Task brief >>
All lines in the data that hold the word "water" need copying.

[Records from a collection]
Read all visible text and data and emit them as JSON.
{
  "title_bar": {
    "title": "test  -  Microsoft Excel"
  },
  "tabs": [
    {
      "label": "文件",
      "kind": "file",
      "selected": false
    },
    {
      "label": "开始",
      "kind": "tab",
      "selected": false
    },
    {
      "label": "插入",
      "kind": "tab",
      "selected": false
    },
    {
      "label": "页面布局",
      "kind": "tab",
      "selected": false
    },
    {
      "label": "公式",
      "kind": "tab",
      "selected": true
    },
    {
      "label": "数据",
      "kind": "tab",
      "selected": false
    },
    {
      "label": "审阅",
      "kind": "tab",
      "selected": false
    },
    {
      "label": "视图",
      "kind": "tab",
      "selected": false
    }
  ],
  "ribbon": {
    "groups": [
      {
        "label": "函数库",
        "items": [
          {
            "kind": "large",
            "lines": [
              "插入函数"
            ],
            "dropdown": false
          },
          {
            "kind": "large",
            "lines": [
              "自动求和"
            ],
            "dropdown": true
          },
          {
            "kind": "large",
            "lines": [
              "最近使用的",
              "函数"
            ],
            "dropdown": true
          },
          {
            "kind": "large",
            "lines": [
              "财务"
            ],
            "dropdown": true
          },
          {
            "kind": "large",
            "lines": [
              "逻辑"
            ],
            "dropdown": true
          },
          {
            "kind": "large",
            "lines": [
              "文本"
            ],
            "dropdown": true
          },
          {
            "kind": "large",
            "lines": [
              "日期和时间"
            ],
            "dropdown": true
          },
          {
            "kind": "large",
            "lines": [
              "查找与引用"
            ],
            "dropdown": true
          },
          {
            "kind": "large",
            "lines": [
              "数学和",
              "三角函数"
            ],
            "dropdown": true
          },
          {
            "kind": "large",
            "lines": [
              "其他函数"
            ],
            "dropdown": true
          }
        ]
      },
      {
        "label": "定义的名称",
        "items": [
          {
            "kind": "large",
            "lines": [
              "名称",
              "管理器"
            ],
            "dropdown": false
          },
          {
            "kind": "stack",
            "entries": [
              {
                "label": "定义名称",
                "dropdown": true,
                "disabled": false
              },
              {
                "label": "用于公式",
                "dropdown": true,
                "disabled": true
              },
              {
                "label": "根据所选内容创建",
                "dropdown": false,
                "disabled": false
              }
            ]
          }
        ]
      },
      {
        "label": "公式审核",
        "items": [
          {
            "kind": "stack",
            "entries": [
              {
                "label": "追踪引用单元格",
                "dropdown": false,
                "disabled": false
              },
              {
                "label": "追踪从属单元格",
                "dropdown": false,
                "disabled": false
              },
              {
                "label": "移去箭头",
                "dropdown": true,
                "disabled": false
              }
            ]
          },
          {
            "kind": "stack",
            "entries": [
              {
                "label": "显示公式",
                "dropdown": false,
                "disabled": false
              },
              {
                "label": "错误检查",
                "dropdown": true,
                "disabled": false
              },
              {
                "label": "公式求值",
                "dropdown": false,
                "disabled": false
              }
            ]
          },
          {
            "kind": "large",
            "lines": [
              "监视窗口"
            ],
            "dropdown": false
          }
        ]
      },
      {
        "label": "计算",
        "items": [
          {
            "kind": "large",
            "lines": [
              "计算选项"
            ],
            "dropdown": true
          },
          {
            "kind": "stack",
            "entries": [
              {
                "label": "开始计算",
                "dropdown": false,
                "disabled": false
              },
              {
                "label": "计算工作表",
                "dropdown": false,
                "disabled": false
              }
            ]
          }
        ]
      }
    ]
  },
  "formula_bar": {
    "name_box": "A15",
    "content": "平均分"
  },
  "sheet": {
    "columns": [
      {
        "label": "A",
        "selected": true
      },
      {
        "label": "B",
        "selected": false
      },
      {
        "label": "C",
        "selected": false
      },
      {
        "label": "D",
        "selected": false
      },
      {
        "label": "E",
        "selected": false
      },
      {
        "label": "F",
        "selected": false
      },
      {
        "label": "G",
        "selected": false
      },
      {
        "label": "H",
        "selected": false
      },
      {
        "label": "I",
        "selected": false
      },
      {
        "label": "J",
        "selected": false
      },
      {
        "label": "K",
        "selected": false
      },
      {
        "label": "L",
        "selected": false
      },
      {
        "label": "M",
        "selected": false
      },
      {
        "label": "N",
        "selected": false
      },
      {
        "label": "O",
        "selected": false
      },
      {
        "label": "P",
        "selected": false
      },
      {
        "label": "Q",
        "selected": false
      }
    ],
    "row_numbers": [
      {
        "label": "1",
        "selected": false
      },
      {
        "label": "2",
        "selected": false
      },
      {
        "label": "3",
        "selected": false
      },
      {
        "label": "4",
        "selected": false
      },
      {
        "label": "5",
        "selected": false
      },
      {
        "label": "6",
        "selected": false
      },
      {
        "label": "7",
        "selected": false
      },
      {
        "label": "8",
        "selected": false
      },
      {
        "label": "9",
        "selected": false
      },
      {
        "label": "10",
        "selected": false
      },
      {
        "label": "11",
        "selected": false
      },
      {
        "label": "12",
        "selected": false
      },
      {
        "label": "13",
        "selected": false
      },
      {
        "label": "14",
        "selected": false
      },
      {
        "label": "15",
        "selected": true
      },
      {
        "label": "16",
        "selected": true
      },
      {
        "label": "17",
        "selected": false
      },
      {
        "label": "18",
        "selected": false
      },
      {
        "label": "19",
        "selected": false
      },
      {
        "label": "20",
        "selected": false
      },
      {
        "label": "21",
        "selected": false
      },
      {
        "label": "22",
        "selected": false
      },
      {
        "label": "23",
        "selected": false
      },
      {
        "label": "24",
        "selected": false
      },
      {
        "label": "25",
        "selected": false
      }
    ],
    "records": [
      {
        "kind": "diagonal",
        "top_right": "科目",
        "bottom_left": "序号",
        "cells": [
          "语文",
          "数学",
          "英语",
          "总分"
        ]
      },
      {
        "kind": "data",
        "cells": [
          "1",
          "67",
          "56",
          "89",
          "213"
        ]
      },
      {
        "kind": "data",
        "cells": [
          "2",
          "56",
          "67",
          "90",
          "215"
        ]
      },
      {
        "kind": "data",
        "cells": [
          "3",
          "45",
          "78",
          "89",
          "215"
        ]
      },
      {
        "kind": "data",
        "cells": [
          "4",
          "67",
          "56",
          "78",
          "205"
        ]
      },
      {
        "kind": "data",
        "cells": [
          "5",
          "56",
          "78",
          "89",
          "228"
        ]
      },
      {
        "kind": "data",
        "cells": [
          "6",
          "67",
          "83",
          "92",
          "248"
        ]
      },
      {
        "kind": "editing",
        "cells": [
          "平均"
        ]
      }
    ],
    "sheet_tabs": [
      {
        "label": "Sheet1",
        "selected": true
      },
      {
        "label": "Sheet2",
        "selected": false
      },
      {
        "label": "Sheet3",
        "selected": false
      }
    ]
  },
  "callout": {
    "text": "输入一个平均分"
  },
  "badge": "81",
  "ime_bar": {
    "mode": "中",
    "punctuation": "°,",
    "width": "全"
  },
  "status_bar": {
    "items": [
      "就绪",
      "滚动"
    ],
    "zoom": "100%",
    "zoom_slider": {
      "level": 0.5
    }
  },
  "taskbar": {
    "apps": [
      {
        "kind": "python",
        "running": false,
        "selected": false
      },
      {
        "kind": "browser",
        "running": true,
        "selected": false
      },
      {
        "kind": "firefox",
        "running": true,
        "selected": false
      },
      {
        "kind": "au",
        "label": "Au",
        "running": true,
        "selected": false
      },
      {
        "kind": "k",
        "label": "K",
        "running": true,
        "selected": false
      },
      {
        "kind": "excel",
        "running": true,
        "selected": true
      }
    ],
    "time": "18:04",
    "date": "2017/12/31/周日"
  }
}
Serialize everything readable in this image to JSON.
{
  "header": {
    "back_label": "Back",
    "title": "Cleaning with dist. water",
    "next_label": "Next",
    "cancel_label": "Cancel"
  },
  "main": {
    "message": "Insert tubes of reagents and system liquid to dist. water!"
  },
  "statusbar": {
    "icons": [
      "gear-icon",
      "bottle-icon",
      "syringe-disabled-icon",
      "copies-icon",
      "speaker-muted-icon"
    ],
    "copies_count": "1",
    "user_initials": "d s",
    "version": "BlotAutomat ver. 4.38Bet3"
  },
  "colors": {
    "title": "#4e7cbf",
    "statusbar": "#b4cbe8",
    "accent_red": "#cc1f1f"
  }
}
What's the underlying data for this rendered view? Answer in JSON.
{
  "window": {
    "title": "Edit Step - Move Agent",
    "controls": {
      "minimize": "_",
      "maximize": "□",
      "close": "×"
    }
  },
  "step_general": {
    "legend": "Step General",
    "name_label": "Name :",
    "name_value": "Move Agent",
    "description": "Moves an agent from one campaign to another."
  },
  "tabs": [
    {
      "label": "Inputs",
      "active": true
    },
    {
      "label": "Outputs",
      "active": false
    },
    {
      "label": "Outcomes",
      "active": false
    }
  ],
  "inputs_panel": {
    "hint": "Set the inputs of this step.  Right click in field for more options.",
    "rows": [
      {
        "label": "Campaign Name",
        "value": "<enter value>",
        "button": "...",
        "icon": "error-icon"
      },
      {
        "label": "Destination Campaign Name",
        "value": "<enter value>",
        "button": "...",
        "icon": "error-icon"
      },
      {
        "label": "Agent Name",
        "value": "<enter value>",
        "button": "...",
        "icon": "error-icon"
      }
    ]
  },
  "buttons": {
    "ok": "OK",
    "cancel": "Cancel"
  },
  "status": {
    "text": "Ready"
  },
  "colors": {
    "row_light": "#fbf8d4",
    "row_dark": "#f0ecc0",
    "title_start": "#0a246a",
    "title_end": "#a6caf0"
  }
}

Task response >>
    "title": "Cleaning with dist. water",
    "message": "Insert tubes of reagents and system liquid to dist. water!"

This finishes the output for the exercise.